__WHAT TO WORK ON__. Copy out each line of the material in which the word "updated" appears.

▼

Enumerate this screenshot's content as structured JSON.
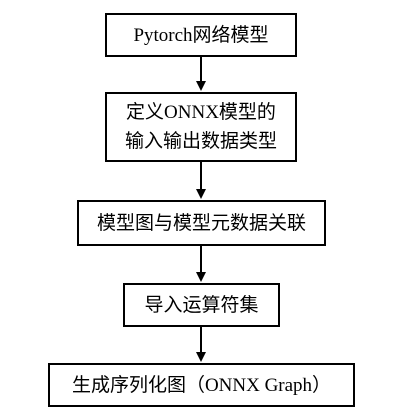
{
  "flowchart": {
    "steps": [
      {
        "lines": [
          "Pytorch网络模型"
        ]
      },
      {
        "lines": [
          "定义ONNX模型的",
          "输入输出数据类型"
        ]
      },
      {
        "lines": [
          "模型图与模型元数据关联"
        ]
      },
      {
        "lines": [
          "导入运算符集"
        ]
      },
      {
        "lines": [
          "生成序列化图（ONNX Graph）"
        ]
      }
    ],
    "colors": {
      "stroke": "#000000",
      "fill": "#ffffff"
    }
  }
}
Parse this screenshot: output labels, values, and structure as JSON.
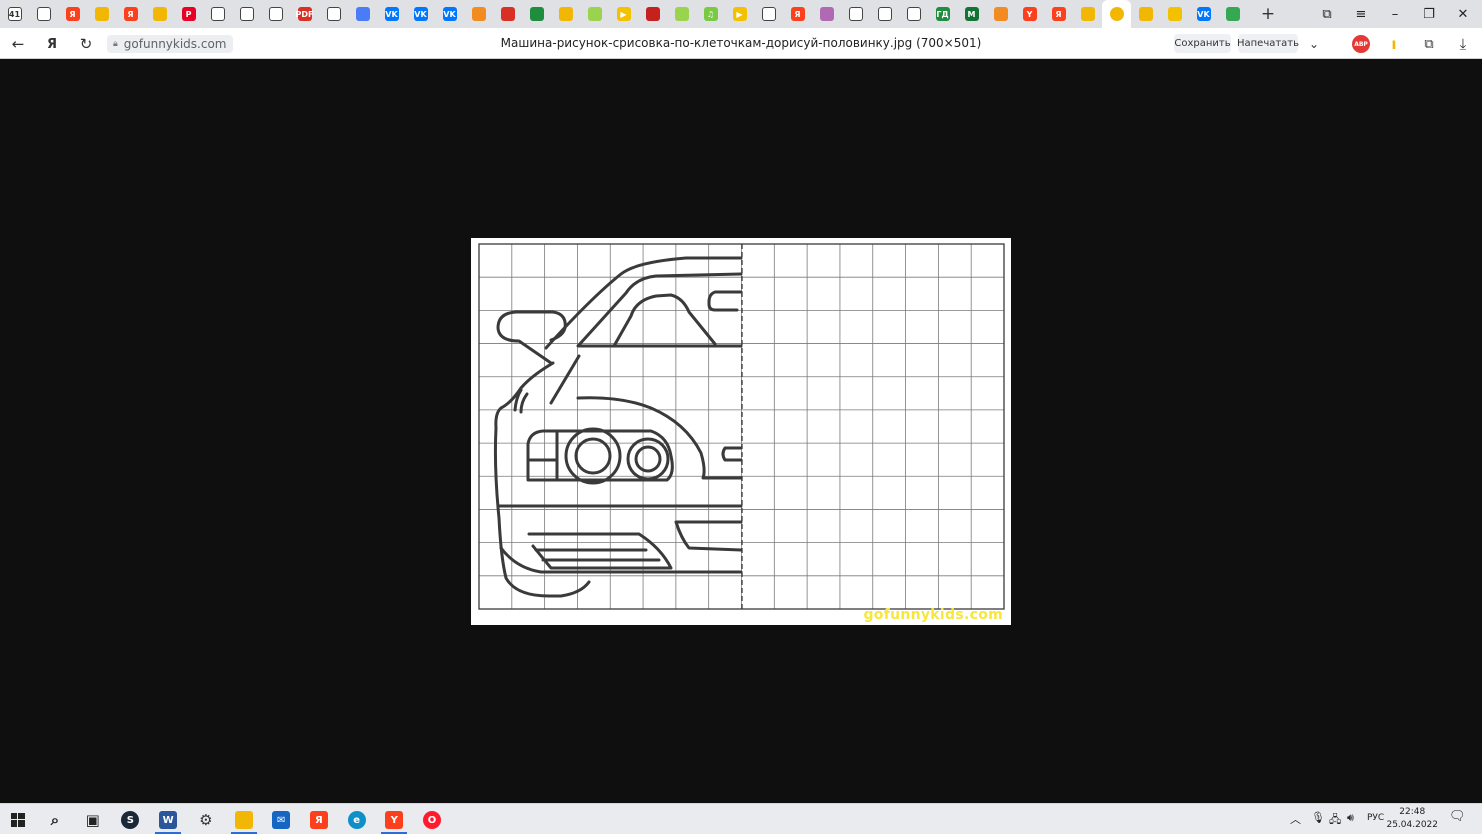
{
  "colors": {
    "tabbar_bg": "#dfe1e5",
    "active_tab_bg": "#ffffff",
    "page_bg": "#0f0f0f",
    "watermark": "#f7e73c",
    "drawing_line": "#3a3a3a",
    "grid": "#777777"
  },
  "tabs": [
    {
      "icon": "home-counter-icon",
      "text": "41",
      "color": "#ffffff"
    },
    {
      "icon": "new-folder-icon",
      "text": "",
      "color": "#ffffff"
    },
    {
      "icon": "yandex-icon",
      "text": "Я",
      "color": "#fc3f1d"
    },
    {
      "icon": "image-icon",
      "text": "",
      "color": "#f2b705"
    },
    {
      "icon": "yandex-icon",
      "text": "Я",
      "color": "#fc3f1d"
    },
    {
      "icon": "image-icon",
      "text": "",
      "color": "#f2b705"
    },
    {
      "icon": "pinterest-icon",
      "text": "P",
      "color": "#e60023"
    },
    {
      "icon": "document-icon",
      "text": "",
      "color": "#ffffff"
    },
    {
      "icon": "document-icon",
      "text": "",
      "color": "#ffffff"
    },
    {
      "icon": "document-icon",
      "text": "",
      "color": "#ffffff"
    },
    {
      "icon": "pdf-icon",
      "text": "PDF",
      "color": "#d93025"
    },
    {
      "icon": "bird-icon",
      "text": "",
      "color": "#ffffff"
    },
    {
      "icon": "triangle-icon",
      "text": "",
      "color": "#4a7cf7"
    },
    {
      "icon": "vk-icon",
      "text": "VK",
      "color": "#0077ff"
    },
    {
      "icon": "vk-icon",
      "text": "VK",
      "color": "#0077ff"
    },
    {
      "icon": "vk-icon",
      "text": "VK",
      "color": "#0077ff"
    },
    {
      "icon": "flag-icon",
      "text": "",
      "color": "#f28b22"
    },
    {
      "icon": "rosbank-icon",
      "text": "",
      "color": "#d93025"
    },
    {
      "icon": "green-square-icon",
      "text": "",
      "color": "#1e8e3e"
    },
    {
      "icon": "image-icon",
      "text": "",
      "color": "#f2b705"
    },
    {
      "icon": "dot-icon",
      "text": "",
      "color": "#9ad34d"
    },
    {
      "icon": "play-icon",
      "text": "▶",
      "color": "#f2c200"
    },
    {
      "icon": "red-book-icon",
      "text": "",
      "color": "#c5221f"
    },
    {
      "icon": "dot-icon",
      "text": "",
      "color": "#9ad34d"
    },
    {
      "icon": "music-icon",
      "text": "♫",
      "color": "#7ac943"
    },
    {
      "icon": "play-icon",
      "text": "▶",
      "color": "#f2c200"
    },
    {
      "icon": "document-icon",
      "text": "",
      "color": "#ffffff"
    },
    {
      "icon": "yandex-icon",
      "text": "Я",
      "color": "#fc3f1d"
    },
    {
      "icon": "colorwheel-icon",
      "text": "",
      "color": "#b06ab3"
    },
    {
      "icon": "document-icon",
      "text": "",
      "color": "#ffffff"
    },
    {
      "icon": "document-icon",
      "text": "",
      "color": "#ffffff"
    },
    {
      "icon": "document-icon",
      "text": "",
      "color": "#ffffff"
    },
    {
      "icon": "gd-icon",
      "text": "ГД",
      "color": "#1e8e3e"
    },
    {
      "icon": "m-icon",
      "text": "M",
      "color": "#137333"
    },
    {
      "icon": "ok-icon",
      "text": "",
      "color": "#f28b22"
    },
    {
      "icon": "yandex-y-icon",
      "text": "Y",
      "color": "#fc3f1d"
    },
    {
      "icon": "yandex-icon",
      "text": "Я",
      "color": "#fc3f1d"
    },
    {
      "icon": "image-icon",
      "text": "",
      "color": "#f2b705"
    },
    {
      "icon": "sun-icon",
      "text": "",
      "color": "#f2b705",
      "active": true
    },
    {
      "icon": "image-icon",
      "text": "",
      "color": "#f2b705"
    },
    {
      "icon": "wave-icon",
      "text": "",
      "color": "#f2c200"
    },
    {
      "icon": "vk-icon",
      "text": "VK",
      "color": "#0077ff"
    },
    {
      "icon": "puzzle-icon",
      "text": "",
      "color": "#34a853"
    }
  ],
  "address_bar": {
    "url": "gofunnykids.com",
    "page_title": "Машина-рисунок-срисовка-по-клеточкам-дорисуй-половинку.jpg (700×501)",
    "save_label": "Сохранить",
    "print_label": "Напечатать",
    "adblock_label": "ABP"
  },
  "image": {
    "watermark": "gofunnykids.com",
    "grid_cols": 16,
    "grid_rows": 11
  },
  "taskbar": {
    "apps": [
      {
        "name": "search-icon",
        "text": "⌕",
        "color": "#222222"
      },
      {
        "name": "task-view-icon",
        "text": "▣",
        "color": "#222222"
      },
      {
        "name": "steam-icon",
        "text": "S",
        "color": "#1b2838"
      },
      {
        "name": "word-icon",
        "text": "W",
        "color": "#2b579a",
        "active": true
      },
      {
        "name": "tank-icon",
        "text": "⚙",
        "color": "#333333"
      },
      {
        "name": "file-explorer-icon",
        "text": "",
        "color": "#f2b705",
        "active": true
      },
      {
        "name": "mail-icon",
        "text": "✉",
        "color": "#1466c2"
      },
      {
        "name": "yandex-icon",
        "text": "Я",
        "color": "#fc3f1d"
      },
      {
        "name": "edge-icon",
        "text": "e",
        "color": "#0f8fc7"
      },
      {
        "name": "yandex-browser-icon",
        "text": "Y",
        "color": "#fc3f1d",
        "active": true
      },
      {
        "name": "opera-icon",
        "text": "O",
        "color": "#ff1b2d"
      }
    ],
    "language": "РУС",
    "time": "22:48",
    "date": "25.04.2022"
  }
}
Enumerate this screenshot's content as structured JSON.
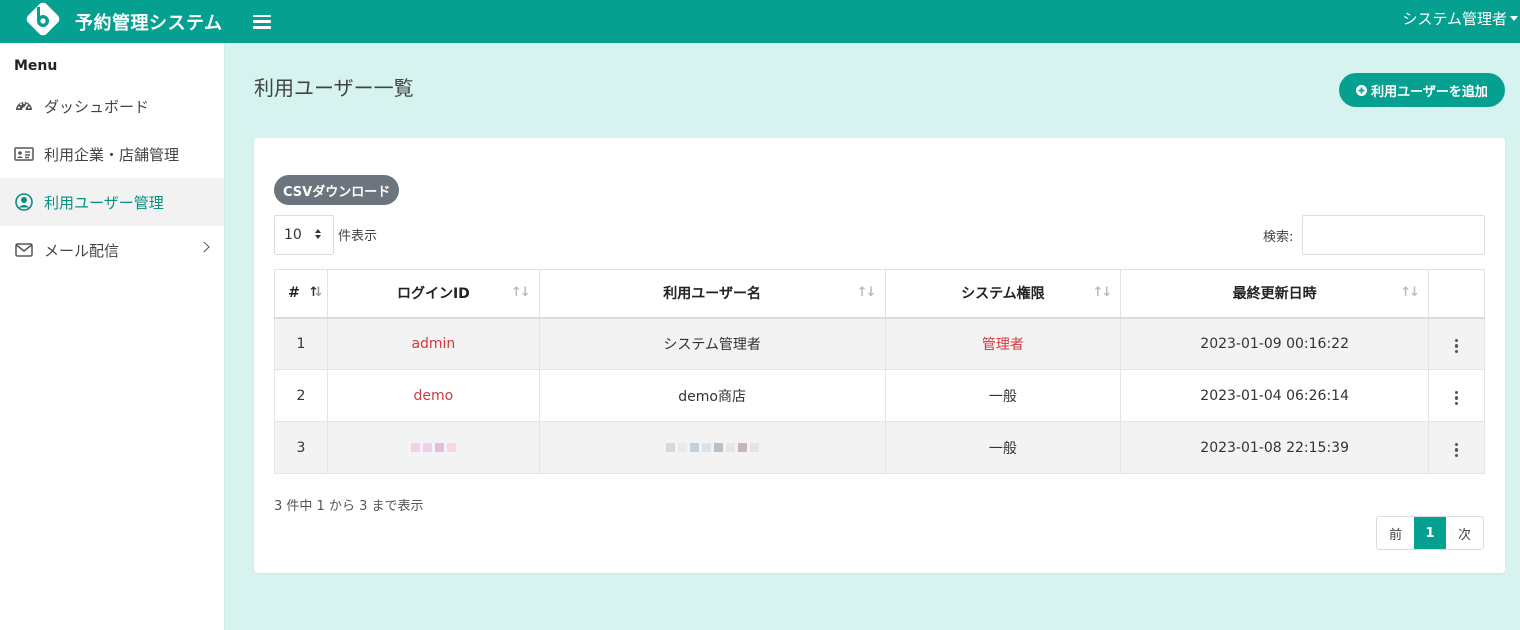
{
  "app": {
    "title": "予約管理システム",
    "user_menu": "システム管理者",
    "brand_color": "#06a090"
  },
  "sidebar": {
    "heading": "Menu",
    "items": [
      {
        "label": "ダッシュボード",
        "icon": "dashboard-icon",
        "active": false
      },
      {
        "label": "利用企業・店舗管理",
        "icon": "id-card-icon",
        "active": false
      },
      {
        "label": "利用ユーザー管理",
        "icon": "user-circle-icon",
        "active": true
      },
      {
        "label": "メール配信",
        "icon": "envelope-icon",
        "active": false,
        "has_submenu": true
      }
    ]
  },
  "main": {
    "title": "利用ユーザー一覧",
    "add_button": "利用ユーザーを追加",
    "csv_button": "CSVダウンロード",
    "page_length": "10",
    "page_length_label": "件表示",
    "search_label": "検索:",
    "search_value": "",
    "table": {
      "columns": [
        "#",
        "ログインID",
        "利用ユーザー名",
        "システム権限",
        "最終更新日時",
        ""
      ],
      "rows": [
        {
          "no": "1",
          "login_id": "admin",
          "name": "システム管理者",
          "role": "管理者",
          "updated": "2023-01-09 00:16:22"
        },
        {
          "no": "2",
          "login_id": "demo",
          "name": "demo商店",
          "role": "一般",
          "updated": "2023-01-04 06:26:14"
        },
        {
          "no": "3",
          "login_id": "",
          "name": "",
          "role": "一般",
          "updated": "2023-01-08 22:15:39"
        }
      ]
    },
    "info": "3 件中 1 から 3 まで表示",
    "pagination": {
      "prev": "前",
      "current": "1",
      "next": "次"
    }
  }
}
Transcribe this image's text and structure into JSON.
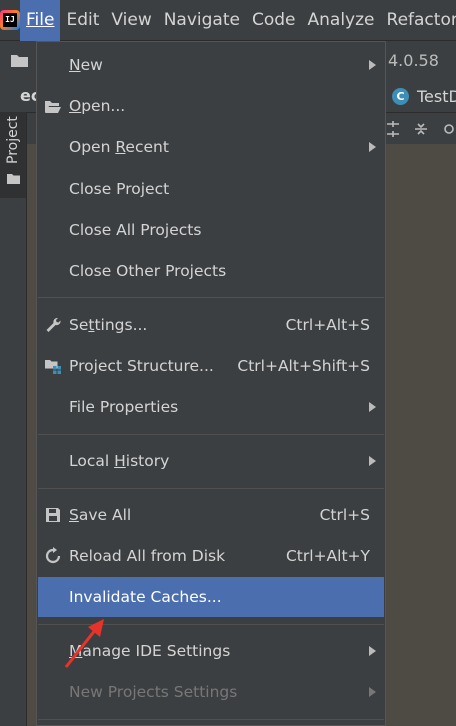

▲

__ANSWER SECTION__.
          "updated": "2023-01-09 00:16:22"
          "updated": "2023-01-04 06:26:14"
          "updated": "2023-01-08 22:15:39"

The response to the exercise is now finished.